Cape Town – Researchers have uncovered three new ecologically important South African coralline algae species erroneously passing under the Japanese species name, Spongites yendoi.

According to Prof Gavin W. Maneveldt from the Biodiversity and Conservation Biology Department at the University of the Western Cape (UWC) the description of South African species as Spongites yendoi in the past was based purely on morphological and anatomical features – if a specimen was found to be similar in morphology and anatomy (morpho-anatomy) to a published species (e.g. S. yendoi), then that specimen was listed as such.

For over 25 years, the scientific understanding was that S. yendoi occurred across ocean basins from Japan to southern Australia, to Indonesia, to southern Africa, and to the Pacific Mexico.

However, with the inclusion of molecular evidence (through DNA sequencing), taxonomists across the world quickly came to the realisation that several “cryptic or pseudocryptic” species existed. 

DNA sequencing showed that several South African species look very similar or morphologically identical to S. yendoi but show significant genetic differences.

Series of investigations

A 2015 paper out of the Maneveldt laboratory was the first report ever for the non-geniculate coralline algae, where names had been unequivocally assigned (using DNA sequencing) that demonstrated that geographically overlapping (in close proximity to each other) species are genetically more similar than morpho-anatomical nearly indistinguishable species whose distributions are widely disjunct (e.g. Japan – South Africa).

“In other words, we showed that species were NOT generally widely distributed across ocean basins – this then sparked a series of investigations, and the genus Spongites was chosen as our starting point because it is the most ecologically important genus of non-geniculate coralline algae in South Africa,” Maneveldt says.

Non-geniculate coralline algae can be contrasted with geniculate algae – geniculate corallines are small branching, jointed, and tree-like plants. The plants are made flexible by having non-calcified sections (genicula) separating longer calcified sections (intergenicula). The non-geniculate corallines are entirely crustose and calcified, lacking any uncalicifed joints.

Cryptic, pseudocryptic

According to Maneveldt, taxonomists have highly underestimated the diversity of coralline algae, not just in South Africa, but also across the world. 

Several species are cryptic/pseudocryptic and so morphology and anatomy can no longer be trusted for specimen identification. 

DNA sequencing, which especially incorporates sequences from historical type specimens, is essential for unequivocal assigning of a specimen to a species name. 

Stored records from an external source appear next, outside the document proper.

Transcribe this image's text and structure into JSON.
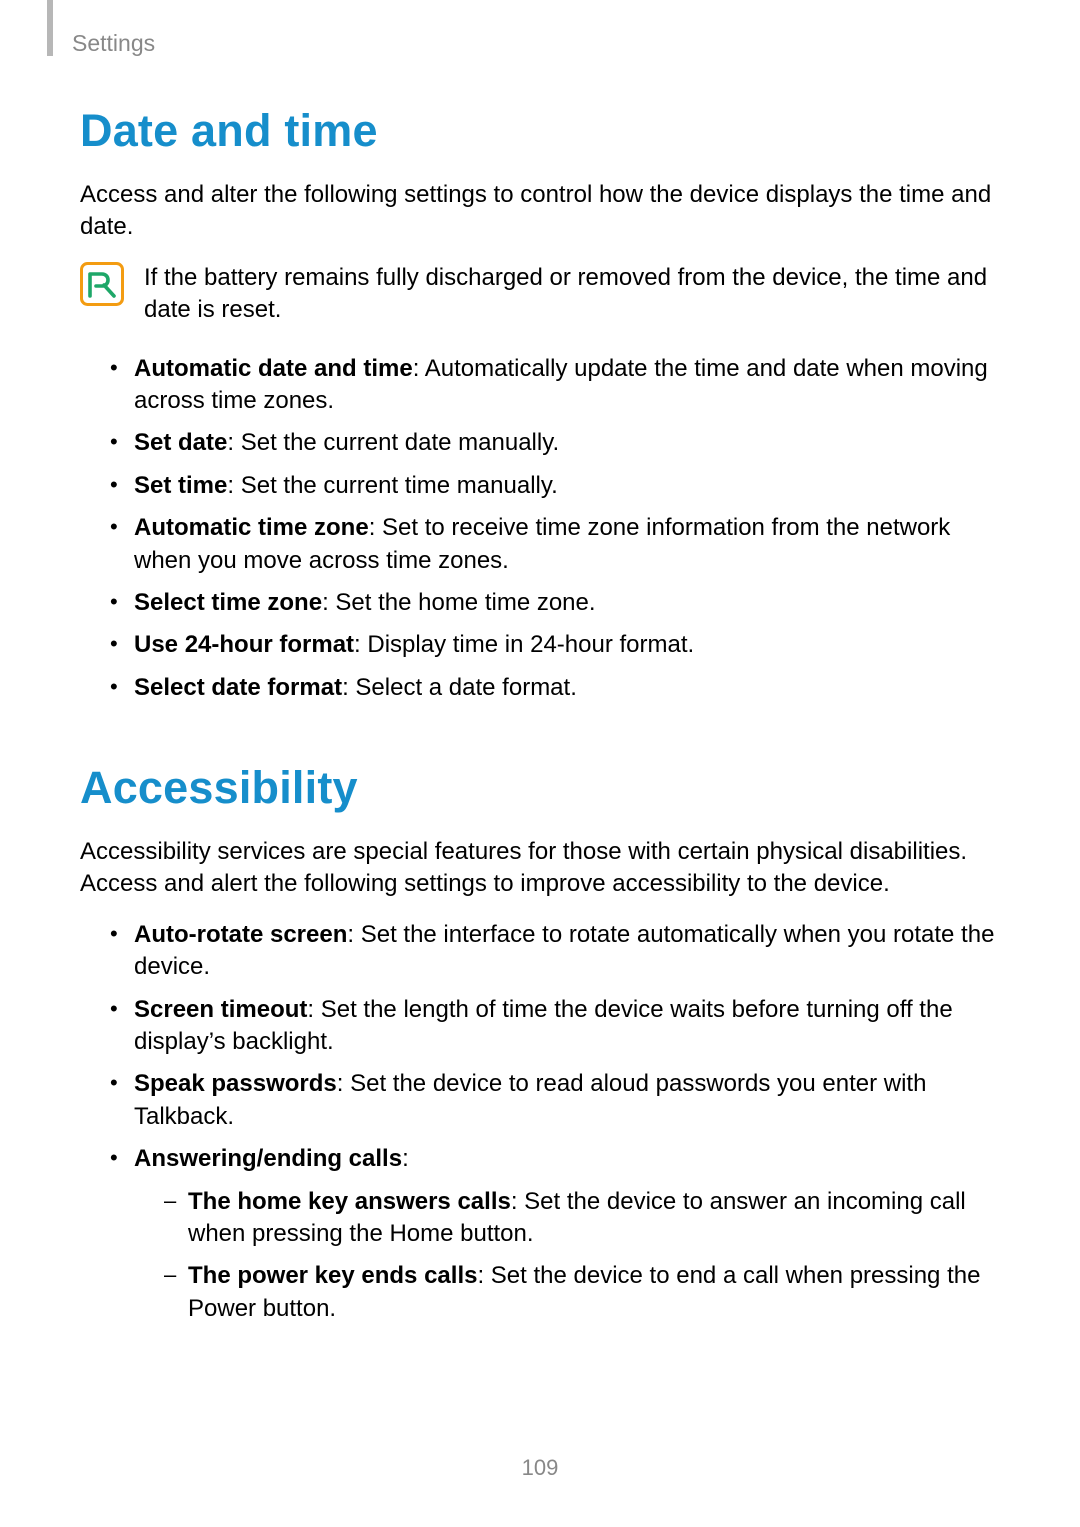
{
  "section_label": "Settings",
  "page_number": "109",
  "section1": {
    "heading": "Date and time",
    "intro": "Access and alter the following settings to control how the device displays the time and date.",
    "note": "If the battery remains fully discharged or removed from the device, the time and date is reset.",
    "items": [
      {
        "label": "Automatic date and time",
        "desc": ": Automatically update the time and date when moving across time zones."
      },
      {
        "label": "Set date",
        "desc": ": Set the current date manually."
      },
      {
        "label": "Set time",
        "desc": ": Set the current time manually."
      },
      {
        "label": "Automatic time zone",
        "desc": ": Set to receive time zone information from the network when you move across time zones."
      },
      {
        "label": "Select time zone",
        "desc": ": Set the home time zone."
      },
      {
        "label": "Use 24-hour format",
        "desc": ": Display time in 24-hour format."
      },
      {
        "label": "Select date format",
        "desc": ": Select a date format."
      }
    ]
  },
  "section2": {
    "heading": "Accessibility",
    "intro": "Accessibility services are special features for those with certain physical disabilities. Access and alert the following settings to improve accessibility to the device.",
    "items": [
      {
        "label": "Auto-rotate screen",
        "desc": ": Set the interface to rotate automatically when you rotate the device."
      },
      {
        "label": "Screen timeout",
        "desc": ": Set the length of time the device waits before turning off the display’s backlight."
      },
      {
        "label": "Speak passwords",
        "desc": ": Set the device to read aloud passwords you enter with Talkback."
      },
      {
        "label": "Answering/ending calls",
        "desc": ":",
        "subitems": [
          {
            "label": "The home key answers calls",
            "desc": ": Set the device to answer an incoming call when pressing the Home button."
          },
          {
            "label": "The power key ends calls",
            "desc": ": Set the device to end a call when pressing the Power button."
          }
        ]
      }
    ]
  }
}
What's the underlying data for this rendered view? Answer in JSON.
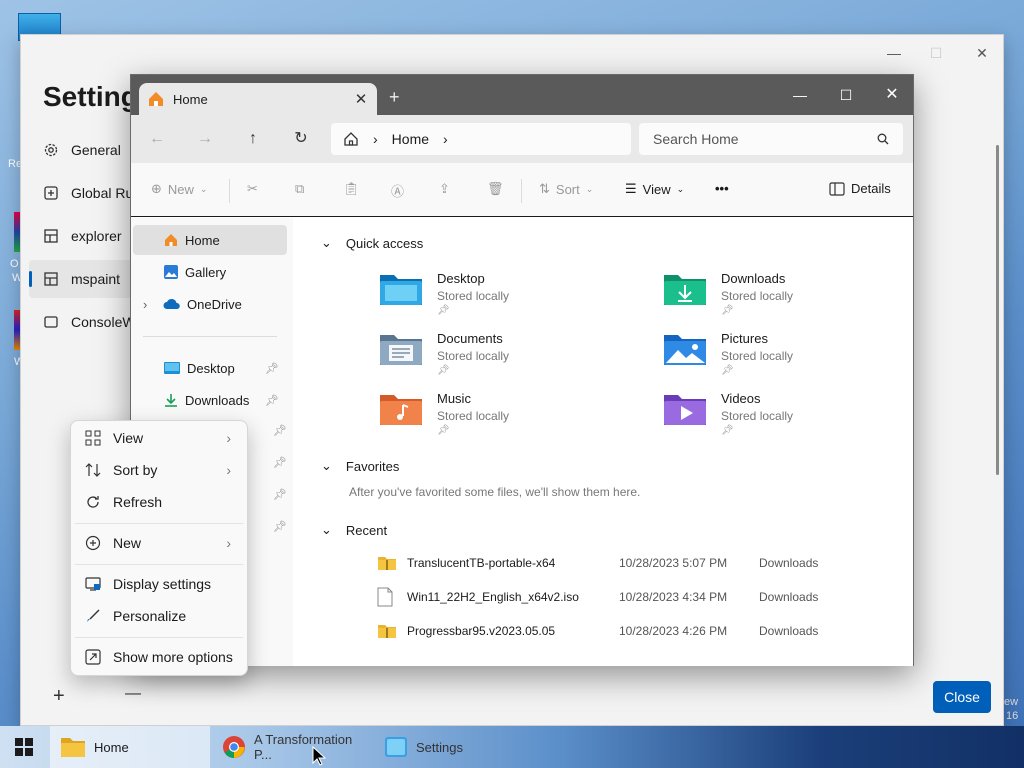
{
  "settings": {
    "title": "Setting",
    "items": [
      {
        "label": "General",
        "icon": "gear-icon"
      },
      {
        "label": "Global Ru",
        "icon": "globe-icon"
      },
      {
        "label": "explorer",
        "icon": "app-icon"
      },
      {
        "label": "mspaint",
        "icon": "app-icon"
      },
      {
        "label": "ConsoleW",
        "icon": "window-icon"
      }
    ],
    "close_label": "Close",
    "add_symbol": "+",
    "remove_symbol": "—"
  },
  "desktop": {
    "frag_re": "Re",
    "frag_o": "O",
    "frag_w": "W",
    "frag_w2": "W",
    "frag_ew": "ew",
    "frag_16": "16"
  },
  "explorer": {
    "tab_label": "Home",
    "new_tab": "+",
    "address_path": "Home",
    "search_placeholder": "Search Home",
    "commands": {
      "new": "New",
      "sort": "Sort",
      "view": "View",
      "details": "Details",
      "more": "•••"
    },
    "nav": {
      "home": "Home",
      "gallery": "Gallery",
      "onedrive": "OneDrive",
      "desktop": "Desktop",
      "downloads": "Downloads"
    },
    "sections": {
      "quick_access": "Quick access",
      "favorites": "Favorites",
      "favorites_empty": "After you've favorited some files, we'll show them here.",
      "recent": "Recent"
    },
    "quick_access": [
      {
        "name": "Desktop",
        "sub": "Stored locally"
      },
      {
        "name": "Downloads",
        "sub": "Stored locally"
      },
      {
        "name": "Documents",
        "sub": "Stored locally"
      },
      {
        "name": "Pictures",
        "sub": "Stored locally"
      },
      {
        "name": "Music",
        "sub": "Stored locally"
      },
      {
        "name": "Videos",
        "sub": "Stored locally"
      }
    ],
    "recent": [
      {
        "name": "TranslucentTB-portable-x64",
        "date": "10/28/2023 5:07 PM",
        "location": "Downloads",
        "icon": "zip-folder-icon"
      },
      {
        "name": "Win11_22H2_English_x64v2.iso",
        "date": "10/28/2023 4:34 PM",
        "location": "Downloads",
        "icon": "file-icon"
      },
      {
        "name": "Progressbar95.v2023.05.05",
        "date": "10/28/2023 4:26 PM",
        "location": "Downloads",
        "icon": "zip-folder-icon"
      }
    ]
  },
  "context_menu": {
    "items": [
      {
        "label": "View",
        "icon": "grid-icon",
        "has_submenu": true
      },
      {
        "label": "Sort by",
        "icon": "sort-icon",
        "has_submenu": true
      },
      {
        "label": "Refresh",
        "icon": "refresh-icon",
        "has_submenu": false
      },
      {
        "label": "New",
        "icon": "plus-circle-icon",
        "has_submenu": true
      },
      {
        "label": "Display settings",
        "icon": "display-icon",
        "has_submenu": false
      },
      {
        "label": "Personalize",
        "icon": "brush-icon",
        "has_submenu": false
      },
      {
        "label": "Show more options",
        "icon": "share-icon",
        "has_submenu": false
      }
    ]
  },
  "taskbar": {
    "items": [
      {
        "label": "Home",
        "icon": "folder-icon"
      },
      {
        "label": "A Transformation P...",
        "icon": "chrome-icon"
      },
      {
        "label": "Settings",
        "icon": "settings-app-icon"
      }
    ]
  },
  "colors": {
    "accent": "#005fb8",
    "folder_yellow": "#f5c542"
  }
}
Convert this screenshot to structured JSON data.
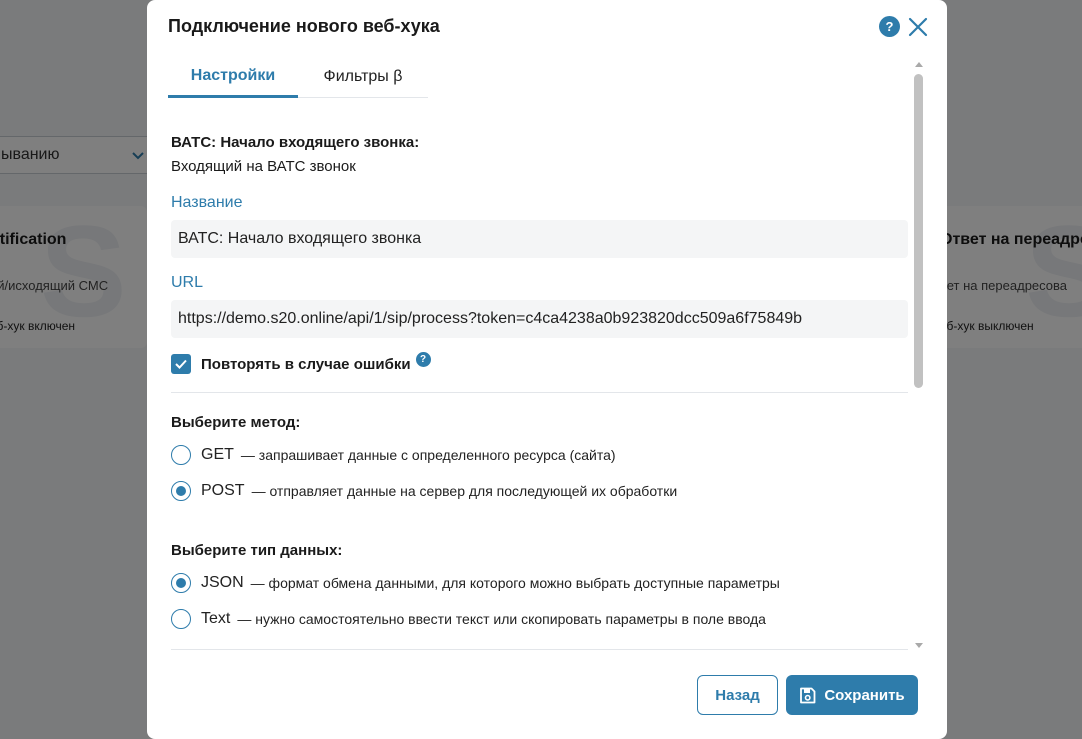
{
  "background": {
    "select_text": "ыванию",
    "cards": [
      {
        "title": "otification",
        "subtitle": "ий/исходящий СМС",
        "status": "еб-хук включен"
      },
      {
        "title": "Ответ на переадре",
        "subtitle": "вет на переадресова",
        "status": "еб-хук выключен"
      }
    ]
  },
  "modal": {
    "title": "Подключение нового веб-хука",
    "help_icon": "?",
    "tabs": [
      {
        "label": "Настройки",
        "active": true
      },
      {
        "label": "Фильтры β",
        "active": false
      }
    ],
    "event_name": "ВАТС: Начало входящего звонка:",
    "event_description": "Входящий на ВАТС звонок",
    "name_label": "Название",
    "name_value": "ВАТС: Начало входящего звонка",
    "url_label": "URL",
    "url_value": "https://demo.s20.online/api/1/sip/process?token=c4ca4238a0b923820dcc509a6f75849b",
    "retry_label": "Повторять в случае ошибки",
    "retry_checked": true,
    "retry_help": "?",
    "method_title": "Выберите метод:",
    "methods": [
      {
        "name": "GET",
        "description": "— запрашивает данные с определенного ресурса (сайта)",
        "selected": false
      },
      {
        "name": "POST",
        "description": "— отправляет данные на сервер для последующей их обработки",
        "selected": true
      }
    ],
    "data_type_title": "Выберите тип данных:",
    "data_types": [
      {
        "name": "JSON",
        "description": "— формат обмена данными, для которого можно выбрать доступные параметры",
        "selected": true
      },
      {
        "name": "Text",
        "description": "— нужно самостоятельно ввести текст или скопировать параметры в поле ввода",
        "selected": false
      }
    ],
    "back_label": "Назад",
    "save_label": "Сохранить"
  },
  "colors": {
    "accent": "#2e7cab",
    "overlay": "rgba(0,0,0,0.5)"
  },
  "icons": {
    "close": "close-icon",
    "checkmark": "checkmark-icon",
    "save": "floppy-disk-icon",
    "chevron": "chevron-down-icon"
  }
}
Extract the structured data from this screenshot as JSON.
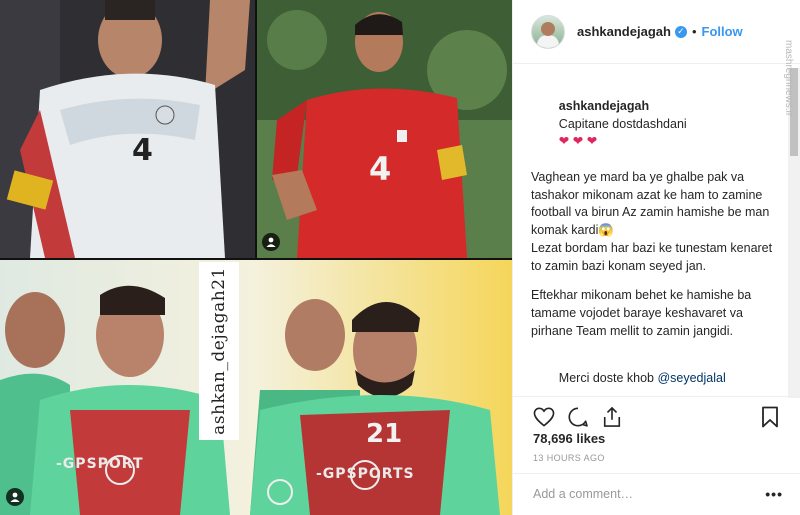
{
  "post": {
    "username": "ashkandejagah",
    "follow_label": "Follow",
    "separator": "•",
    "caption": {
      "line1": "Capitane dostdashdani",
      "hearts": "❤ ❤ ❤",
      "p1": "Vaghean ye mard ba ye ghalbe pak va tashakor mikonam azat ke ham to zamine football va birun Az zamin hamishe be man komak kardi😱",
      "p2": "Lezat bordam har bazi ke tunestam kenaret to zamin bazi konam seyed jan.",
      "p3": "Eftekhar mikonam behet ke hamishe ba tamame vojodet baraye keshavaret va pirhane Team mellit to zamin jangidi.",
      "p4_text": "Merci doste khob ",
      "p4_mention": "@seyedjalal"
    },
    "likes": "78,696 likes",
    "time": "13 HOURS AGO",
    "comment_placeholder": "Add a comment…",
    "more_label": "•••"
  },
  "media": {
    "watermark_handle": "ashkan_dejagah21",
    "bib_text_left": "-GPSPORT",
    "bib_text_right": "-GPSPORTS",
    "shirt_number_left": "4",
    "shirt_number_right": "4",
    "shirt_number_bottom": "21"
  },
  "site_watermark": "mashreghnews.ir",
  "colors": {
    "accent": "#3897f0",
    "heart": "#e0245e",
    "mention": "#003569"
  }
}
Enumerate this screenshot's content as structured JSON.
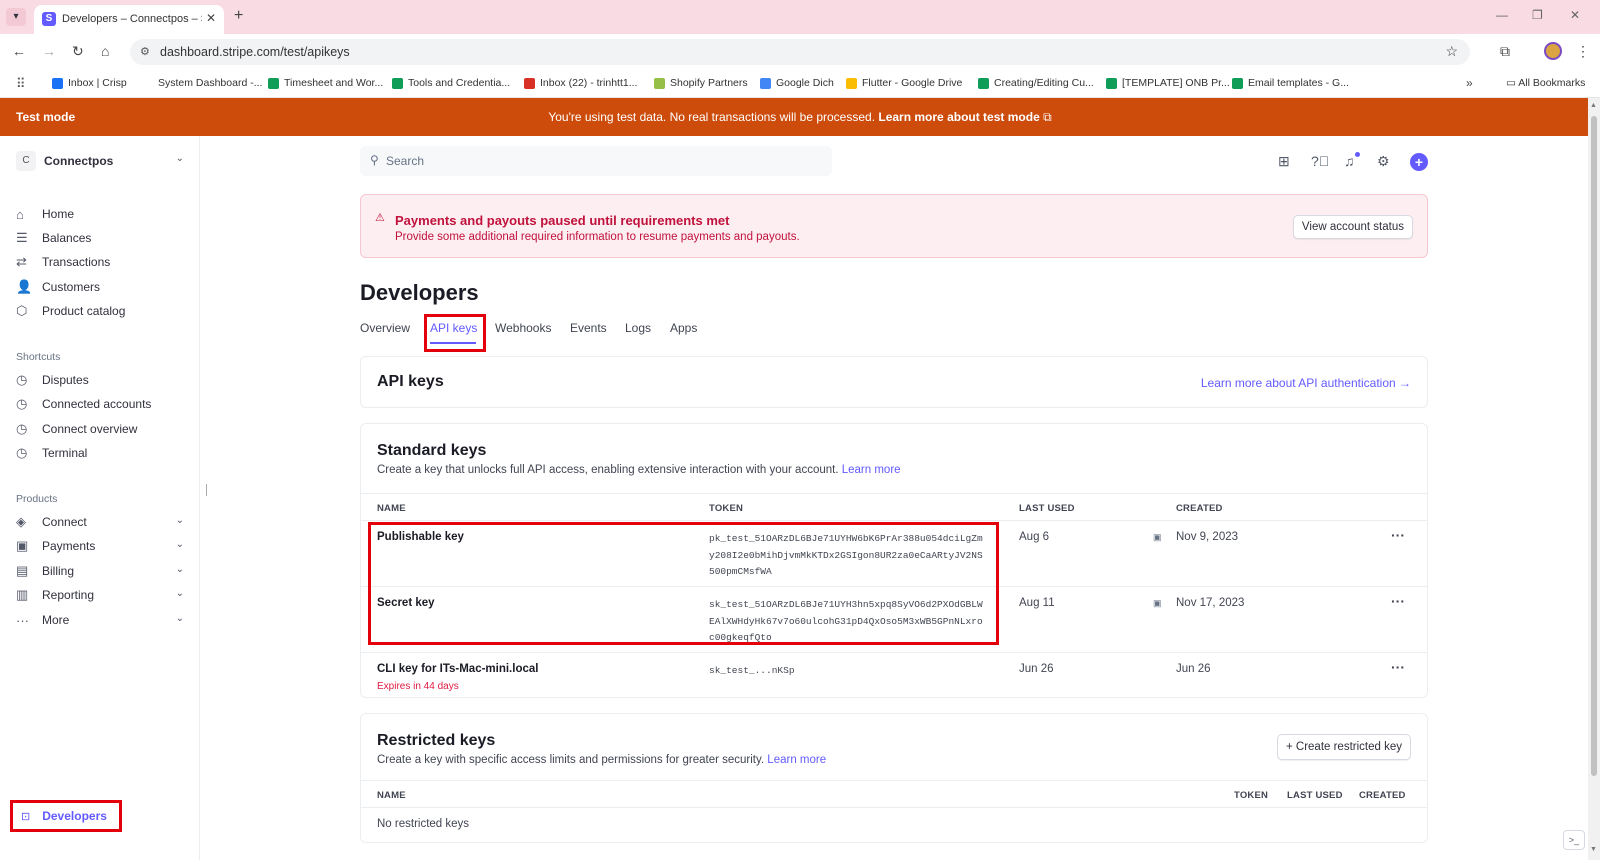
{
  "browser": {
    "tab_title": "Developers – Connectpos – Stri",
    "url": "dashboard.stripe.com/test/apikeys",
    "bookmarks": [
      {
        "label": "Inbox | Crisp",
        "color": "#1972f5"
      },
      {
        "label": "System Dashboard -...",
        "color": "#ffffff"
      },
      {
        "label": "Timesheet and Wor...",
        "color": "#0f9d58"
      },
      {
        "label": "Tools and Credentia...",
        "color": "#0f9d58"
      },
      {
        "label": "Inbox (22) - trinhtt1...",
        "color": "#d93025"
      },
      {
        "label": "Shopify Partners",
        "color": "#95bf47"
      },
      {
        "label": "Google Dich",
        "color": "#4285f4"
      },
      {
        "label": "Flutter - Google Drive",
        "color": "#fbbc04"
      },
      {
        "label": "Creating/Editing Cu...",
        "color": "#0f9d58"
      },
      {
        "label": "[TEMPLATE] ONB Pr...",
        "color": "#0f9d58"
      },
      {
        "label": "Email templates - G...",
        "color": "#0f9d58"
      }
    ],
    "all_bookmarks": "All Bookmarks"
  },
  "banner": {
    "label": "Test mode",
    "message": "You're using test data. No real transactions will be processed.",
    "link": "Learn more about test mode"
  },
  "sidebar": {
    "account_initial": "C",
    "account_name": "Connectpos",
    "items": [
      {
        "label": "Home",
        "icon": "home-icon"
      },
      {
        "label": "Balances",
        "icon": "balances-icon"
      },
      {
        "label": "Transactions",
        "icon": "transactions-icon"
      },
      {
        "label": "Customers",
        "icon": "customers-icon"
      },
      {
        "label": "Product catalog",
        "icon": "product-catalog-icon"
      }
    ],
    "shortcuts_title": "Shortcuts",
    "shortcuts": [
      {
        "label": "Disputes"
      },
      {
        "label": "Connected accounts"
      },
      {
        "label": "Connect overview"
      },
      {
        "label": "Terminal"
      }
    ],
    "products_title": "Products",
    "products": [
      {
        "label": "Connect"
      },
      {
        "label": "Payments"
      },
      {
        "label": "Billing"
      },
      {
        "label": "Reporting"
      },
      {
        "label": "More"
      }
    ],
    "developers": "Developers"
  },
  "search": {
    "placeholder": "Search"
  },
  "alert": {
    "title": "Payments and payouts paused until requirements met",
    "message": "Provide some additional required information to resume payments and payouts.",
    "button": "View account status"
  },
  "page": {
    "title": "Developers",
    "tabs": [
      "Overview",
      "API keys",
      "Webhooks",
      "Events",
      "Logs",
      "Apps"
    ],
    "active_tab": "API keys"
  },
  "api_keys_card": {
    "title": "API keys",
    "link": "Learn more about API authentication →"
  },
  "standard_keys": {
    "title": "Standard keys",
    "subtitle": "Create a key that unlocks full API access, enabling extensive interaction with your account.",
    "learn_more": "Learn more",
    "columns": [
      "NAME",
      "TOKEN",
      "LAST USED",
      "CREATED"
    ],
    "rows": [
      {
        "name": "Publishable key",
        "token": "pk_test_51OARzDL6BJe71UYHW6bK6PrAr388u054dciLgZmy208I2e0bMihDjvmMkKTDx2GSIgon8UR2za0eCaARtyJV2NS500pmCMsfWA",
        "last_used": "Aug 6",
        "created": "Nov 9, 2023",
        "warning": ""
      },
      {
        "name": "Secret key",
        "token": "sk_test_51OARzDL6BJe71UYH3hn5xpq8SyVO6d2PXOdGBLWEAlXWHdyHk67v7o60ulcohG31pD4QxOso5M3xWB5GPnNLxroc00gkeqfQto",
        "last_used": "Aug 11",
        "created": "Nov 17, 2023",
        "warning": ""
      },
      {
        "name": "CLI key for ITs-Mac-mini.local",
        "token": "sk_test_...nKSp",
        "last_used": "Jun 26",
        "created": "Jun 26",
        "warning": "Expires in 44 days"
      }
    ]
  },
  "restricted_keys": {
    "title": "Restricted keys",
    "subtitle": "Create a key with specific access limits and permissions for greater security.",
    "learn_more": "Learn more",
    "button": "Create restricted key",
    "columns": [
      "NAME",
      "TOKEN",
      "LAST USED",
      "CREATED"
    ],
    "empty": "No restricted keys"
  },
  "colors": {
    "accent": "#635bff",
    "test_banner": "#cd4c0b",
    "alert_text": "#c0123c",
    "highlight": "#e3000b"
  }
}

Species appear to be largely endemic to their coastlines and most species (especially temperate species) are not widely distributed across ocean basins.

The new species were described under the genus Chamberlainium and include C. capense, C. glebosum, and C. occidentale.


Thus far, none of the species previously reported from South Africa based on morpho-anatomy, and whose type localities are on other continents, is correctly applied in South Africa.  

Maneveldt says this means that South African species are largely endemic and need to be the focus of conservation efforts. Some of the country’s coralline species are restricted to only about 10km of coastline, which makes understanding these algae particularly important.

“Threats to endemic species carry a great risk of extinction not only to the species themselves, but also to the myriad of ecosystem services that they provide,” Maneveldt said.   

Ecological, economic importance

Posing as Spongites yendoi, these newly described species are the most prominent intertidal species along the entire South African coastline. 

They serve as an essential food source for a host of intertidal molluscs (e.g. chitons and limpets), particularly in their juvenile stages.

Their interactions with the limpet Scutellastra cochlear mediates competitive interactions along our rocky shores and thus also determines relative cover abundances of these species.

They have a mechanism (epithallial and cortical shedding) for remaining free of fouling organisms; this then also regulates the diversity of epibionts associated with these species.

Many of these corallines produce a chemical cue that initiates the settlement of molluscs, which then also assist in keeping their surfaces free of fouling organisms.

Coralline algae (in general) also have a number of economic uses including medicinal use in the preparation of dental bone implants. Coralline rubble, known as “maerl”, is used in calcium mineral supplements, as soil pH conditioners, in the filtration of acidic drinking water, and as food additives (e.g. antacids) for livestock.

It has also come to light that coralline algae are possibly the largest source of carbon in the biosphere, suggesting that they may play an important role in carbon sequestration and mitigation of climate change.

The study is linked to the Foundational Biodiversity Information Programme’s (FBIP) SeaKeys project – a large collaboration that aims to collate and increase marine biodiversity information in service of society.